them to save another human. So why does this concept suddenly change when a woman becomes pregnant? Why must a women sacrifice her blood and organs for the fetus when post-birth humans are not entitled to even a dead person’s body parts?”
When the government makes abortion illegal, it is taking legal ownership over pregnant women’s bodies and denying them the right to make decisions about their own organs. Women cannot be fully free and autonomous if childbirth becomes required by law. Everyone is allowed to have their own feelings about abortion, but they are not allowed to sacrifice other people’s bodies because of their feelings.
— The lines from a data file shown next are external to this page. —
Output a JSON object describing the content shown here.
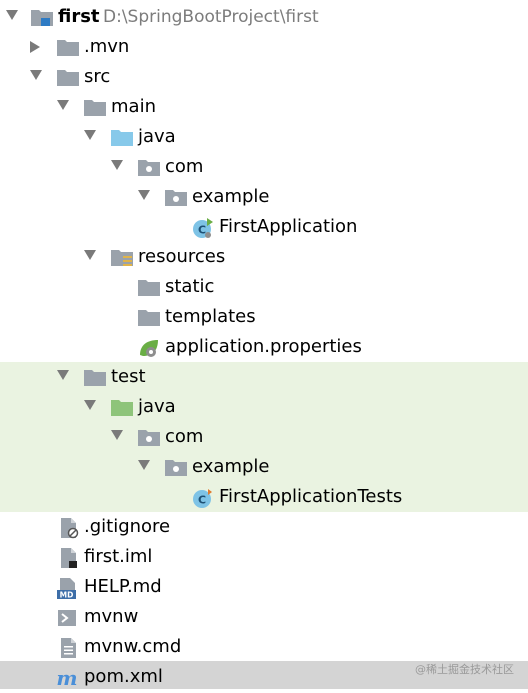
{
  "project_tree": {
    "root": {
      "name": "first",
      "path": "D:\\SpringBootProject\\first"
    },
    "mvn": {
      "name": ".mvn"
    },
    "src": {
      "name": "src"
    },
    "main": {
      "name": "main"
    },
    "main_java": {
      "name": "java"
    },
    "main_com": {
      "name": "com"
    },
    "main_example": {
      "name": "example"
    },
    "first_application": {
      "name": "FirstApplication"
    },
    "resources": {
      "name": "resources"
    },
    "static": {
      "name": "static"
    },
    "templates": {
      "name": "templates"
    },
    "application_properties": {
      "name": "application.properties"
    },
    "test": {
      "name": "test"
    },
    "test_java": {
      "name": "java"
    },
    "test_com": {
      "name": "com"
    },
    "test_example": {
      "name": "example"
    },
    "first_application_tests": {
      "name": "FirstApplicationTests"
    },
    "gitignore": {
      "name": ".gitignore"
    },
    "first_iml": {
      "name": "first.iml"
    },
    "help_md": {
      "name": "HELP.md"
    },
    "mvnw": {
      "name": "mvnw"
    },
    "mvnw_cmd": {
      "name": "mvnw.cmd"
    },
    "pom_xml": {
      "name": "pom.xml"
    }
  },
  "watermark": "@稀土掘金技术社区",
  "colors": {
    "folder": "#9aa2ab",
    "source_folder": "#87c9ea",
    "test_folder": "#8ec47a",
    "test_band": "#eaf3e1",
    "selected_row": "#d4d4d4",
    "maven_blue": "#4a8fd8",
    "spring_green": "#6aae45"
  },
  "icons": {
    "folder": "folder-icon",
    "module": "module-folder-icon",
    "package": "package-icon",
    "class": "spring-class-icon",
    "file": "file-icon"
  }
}
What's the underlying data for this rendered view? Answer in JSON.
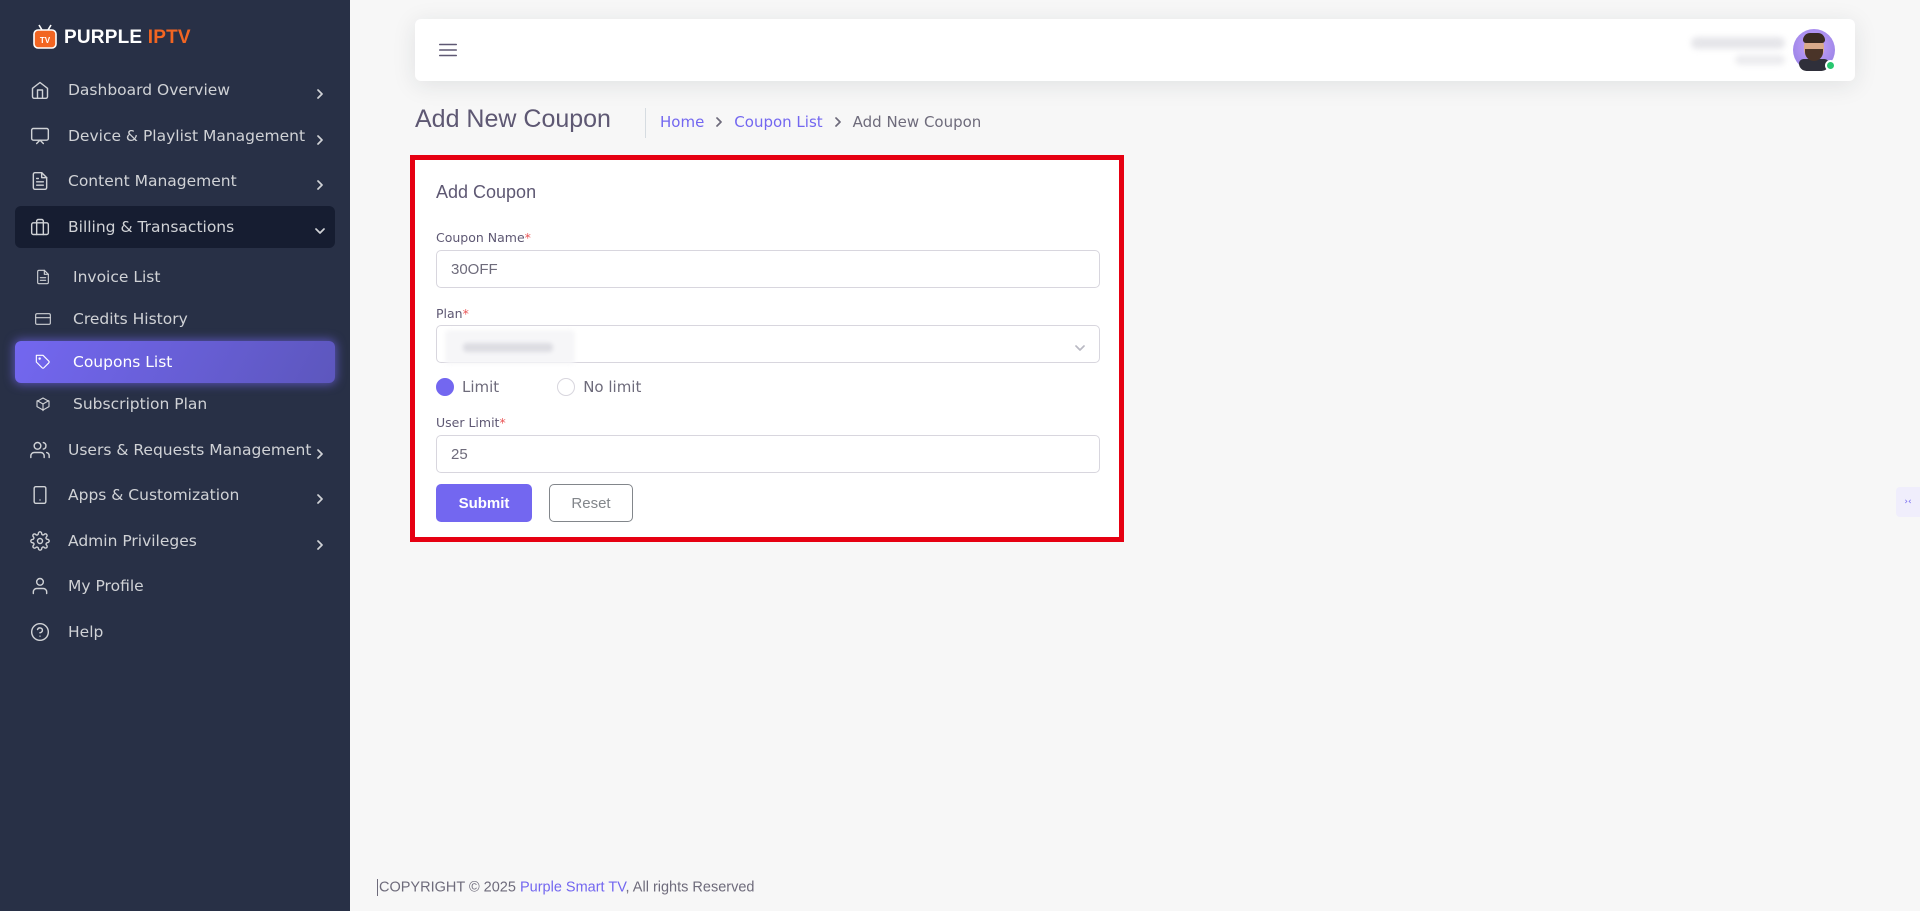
{
  "brand": {
    "name_white": "PURPLE",
    "name_orange": "IPTV",
    "icon_label": "TV"
  },
  "sidebar": {
    "items": [
      {
        "label": "Dashboard Overview"
      },
      {
        "label": "Device & Playlist Management"
      },
      {
        "label": "Content Management"
      },
      {
        "label": "Billing & Transactions"
      },
      {
        "label": "Users & Requests Management"
      },
      {
        "label": "Apps & Customization"
      },
      {
        "label": "Admin Privileges"
      },
      {
        "label": "My Profile"
      },
      {
        "label": "Help"
      }
    ],
    "billing_sub": [
      {
        "label": "Invoice List"
      },
      {
        "label": "Credits History"
      },
      {
        "label": "Coupons List"
      },
      {
        "label": "Subscription Plan"
      }
    ]
  },
  "page": {
    "title": "Add New Coupon"
  },
  "breadcrumb": {
    "home": "Home",
    "list": "Coupon List",
    "current": "Add New Coupon"
  },
  "form": {
    "card_title": "Add Coupon",
    "coupon_name_label": "Coupon Name",
    "coupon_name_value": "30OFF",
    "plan_label": "Plan",
    "required_mark": "*",
    "limit_label": "Limit",
    "no_limit_label": "No limit",
    "user_limit_label": "User Limit",
    "user_limit_value": "25",
    "submit_label": "Submit",
    "reset_label": "Reset"
  },
  "footer": {
    "prefix": "COPYRIGHT © 2025 ",
    "brand": "Purple Smart TV",
    "suffix": ", All rights Reserved"
  },
  "colors": {
    "accent": "#7367f0",
    "sidebar_bg": "#283046",
    "highlight_border": "#e60012"
  }
}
This week, I joined 8 of our congregants at The Religious Action Center of Reform Judaism’s Consultation on Conscience. We had small group sessions, a chance to meet with our elected representatives, and we heard from some amazing speakers, including Speaker of the House, Nancy Pelosi. But the best speaker by far was the little know Dr. Kim Schrier, whom I mentioned earlier.
Representative Schrier got involved in politics after the 2016 election. Seeing her country change for the worse, she lobbied her 7 term Republican Congressional representative around the issues of healthcare and the defunding of Planned Parenthood. She argued that if conservatives don’t want abortions (and let’s be clear here – nobody wants abortions), then defunding Planned Parenthood is total hypocrisy as it statistically has been shown to create more unwanted pregnancies. Once again, let’s be absolutely clear here, in the words of Dr. Schrier, “Do not be fooled – this is not about the well being of children – this is about wanting to control women and women’s bodies.”
After her representative voted to defund Planned Parenthood, she decided to run for office – spurred on by a friend who pulled the Jewish card on her, quoting the book of Esther “maybe you were put in this place for a time such as now.”
In her speech, which you can all watch online at rac.org/livestream, Representative Schrier reminds us as a doctor that heart cells can beat in a petri dish and a heartbeat by no means constitutes life from a medical perspective. She told us abortion is safe, legal, and common – 1 out of 4 women have one. And to once again quote Rep. Schrier, “What I want to tell all of my colleagues across the aisle, is probably some of your wives have had an abortion as well but they’re too afraid to tell you because you’re such a jerk about it!”
When we heard Rep. Schrier speak on Tuesday, she was wearing all white in honor of the 100th anniversary of the House of Representatives passing the 19th amendment. Women have had the vote for almost 100 years and it has been almost 50 years since Roe V. Wade. And still we are fighting for women’s right to make health care choices about her own body.
A group recently met at RS to begin strategizing about our collective Jewish response to this assault on reproductive rights. Please keep a lookout in the bulletin, our website, and social media, for upcoming ways to engage with us in the righteous work.
In our Torah, we read the words: “And you shall proclaim liberty throughout the land for all its inhabitants.” (Lev. 25:10) You may recognize those words; they are engraved in the Liberty Bell, the symbol of our nation’s freedom, found just over a mile from Rodeph Shalom. This is an aspirational message that has yet to be reached for many in our country. The Liberty Bell, cracked and broken, is a reminder for us all, that there is a broken, cracked liberty in our country when all are not free to make choices about their reproductive health. May we soon live in a time when we can truly proclaim liberty throughout the land for all its inhabitants.